back when people dressed like this.

We have an admitted King of Babylon and a Christian slave at his mercy since, who's going to diss the King?

I saw, I took, I cast you by,
I bent and broke your pride.
You loved me well, or I heard them lie,
But your longing was denied.
Surely I knew that by and by
You cursed your gods and died.

The classic tale, King sets his eye on a powerless Slave and seduces her (I'm inferring, go with it) using her for his own selfish ends. Meanwhile, the Slave falls for the King, becoming so enamoured with him that after he's quite done using her, she realises what happened, and that she can never truly have the King. Heartbroken, she "curses her gods" and dies. Ain't that always the way?

Don't do it, girl. cheezburger

 The poor Girl now dead, King Doucherocket commissions a grave for her then promptly forgets she ever existed as seen in the next verse:

And a myriad suns have set and shone
Since then upon the grave
Decreed by the King in Babylon
To her that had been his Slave.

 Real winner, this King.

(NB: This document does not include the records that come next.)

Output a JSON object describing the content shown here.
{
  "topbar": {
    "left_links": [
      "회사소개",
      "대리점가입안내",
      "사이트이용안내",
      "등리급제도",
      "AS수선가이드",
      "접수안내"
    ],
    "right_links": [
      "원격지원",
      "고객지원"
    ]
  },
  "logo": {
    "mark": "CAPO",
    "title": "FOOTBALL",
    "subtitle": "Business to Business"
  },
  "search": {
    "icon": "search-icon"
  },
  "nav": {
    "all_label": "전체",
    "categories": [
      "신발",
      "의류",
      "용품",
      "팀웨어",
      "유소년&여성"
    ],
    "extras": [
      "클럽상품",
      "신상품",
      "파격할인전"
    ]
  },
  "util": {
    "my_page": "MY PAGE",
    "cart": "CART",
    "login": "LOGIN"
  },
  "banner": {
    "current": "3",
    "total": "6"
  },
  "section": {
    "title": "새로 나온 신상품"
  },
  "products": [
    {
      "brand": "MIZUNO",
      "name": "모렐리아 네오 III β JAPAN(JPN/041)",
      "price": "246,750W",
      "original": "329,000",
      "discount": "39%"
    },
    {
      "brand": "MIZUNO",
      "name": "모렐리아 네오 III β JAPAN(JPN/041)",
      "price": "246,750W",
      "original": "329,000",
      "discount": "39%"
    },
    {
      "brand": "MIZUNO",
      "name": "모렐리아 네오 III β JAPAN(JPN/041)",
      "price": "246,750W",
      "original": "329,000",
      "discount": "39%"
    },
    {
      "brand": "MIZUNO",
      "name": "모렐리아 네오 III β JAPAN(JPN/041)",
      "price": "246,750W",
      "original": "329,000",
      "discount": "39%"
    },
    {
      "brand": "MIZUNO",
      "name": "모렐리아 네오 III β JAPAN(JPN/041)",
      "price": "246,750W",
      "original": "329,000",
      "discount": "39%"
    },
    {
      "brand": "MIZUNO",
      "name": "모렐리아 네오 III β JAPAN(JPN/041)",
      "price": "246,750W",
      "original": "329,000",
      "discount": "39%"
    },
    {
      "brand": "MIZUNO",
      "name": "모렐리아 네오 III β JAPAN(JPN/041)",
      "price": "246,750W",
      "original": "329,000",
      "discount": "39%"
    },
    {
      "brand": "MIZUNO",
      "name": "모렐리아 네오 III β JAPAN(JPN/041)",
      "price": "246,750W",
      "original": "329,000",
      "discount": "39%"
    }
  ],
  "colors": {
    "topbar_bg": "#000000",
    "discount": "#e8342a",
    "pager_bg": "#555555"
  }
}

An indeterminate amount of time passes since the tragic passing of the heartbroken girl, presumably while the King buys up bulk cases of Ye Olde Axe Body Spray and gets a spray tan.

Totally, bro. quickmeme

This is where it gets really awesome really fast:

The pride I trampled is now my scathe,
For it tramples me again.
The old resentment lasts like death,
For you love, yet you refrain.
I break my heart on your hard unfaith,
And I break my heart in vain.
 Oh, William. Big Willey. H-man. A fine writer, indeed you were. In just one verse, the King goes from repulsive character to human haunted by his misdeeds. I'm a bit fuzzy on the exact literal meaning of this bit but what I gather is the King realises the Slave truly loved him, and begins to regret his treatment of her, perhaps having sought this sort of love and not found it?

Must..resist... mobilclubs

The next verse's interpretation depends on where you are in life: you're either celebrating the King's anguish or genuinely empathizing with his regret.

Yet not for an hour do I wish undone
The deed beyond the grave,
When I was a King in Babylon
And you were a Virgin Slave.

 The concept of doing something you regret, and wishing for anything that you could take it back is one thing, but the finality of knowing the one you wronged is long dead and you cannot atone is a different kettle if fish. Way to make me think grow-up thoughts Henley. Right in the feels, man!

Right. In. The. Feels. threadless

There you have it. Henley paints a master portrait of a character that starts out despicable then runs the course through to sympathetic. Mostly because in my head, he's in his late 90s looking back on his life with regret for so deeply wounding another human being. And you KNOW there's nothing sadder than a sad old guy.

Except this. This is worse. memecenter

Because being pseudo-intellectual is a thing that happens, it is customary for me to infer an alternate meaning that is connected (tenuously at best) to the poem:

We, modern society, are the King of Babylon and the Earth is the Christian Slave. Stay with me here, modern society consistently pollutes, contaminates and violates Mother Earth in ways that would be applauded if the consequences weren't so heinous. The last paragraph is the regret that future generations will have to contend with as the human race wishes we had worked harder to preserve our resources. SURPRISE GREEN ATTACK!

An inconvenient truth. ...get it? Ok. anonymousartofrevolution

That, Ladies and Gents is my interpretation of to W.A. One final theory: since poets of the day would address their works so, referring to an actual individual (Edgar Allan Poe's "To M.L.S." referring to an actual individual, Marie Louise Shew) it is entirely possible that Henley screwed over someone with the initials W.A. or confided in W.A of his indiscretion. Plot Twist!
Thank you, M. Night ShymaDestroyTheAvatarFranchise. io9

 There you have it: the beginners guide to an amazing Henley poem. Until next time, 'tis I, Captain Obvious, signing out.

via deartrolls, a most excellent tumblr that I applaud.


  1. Replies
    1. Hello highly intelligent and extremely attractive person (only highly intelligent and extremely attractive people read this blog). Glad you liked it. :)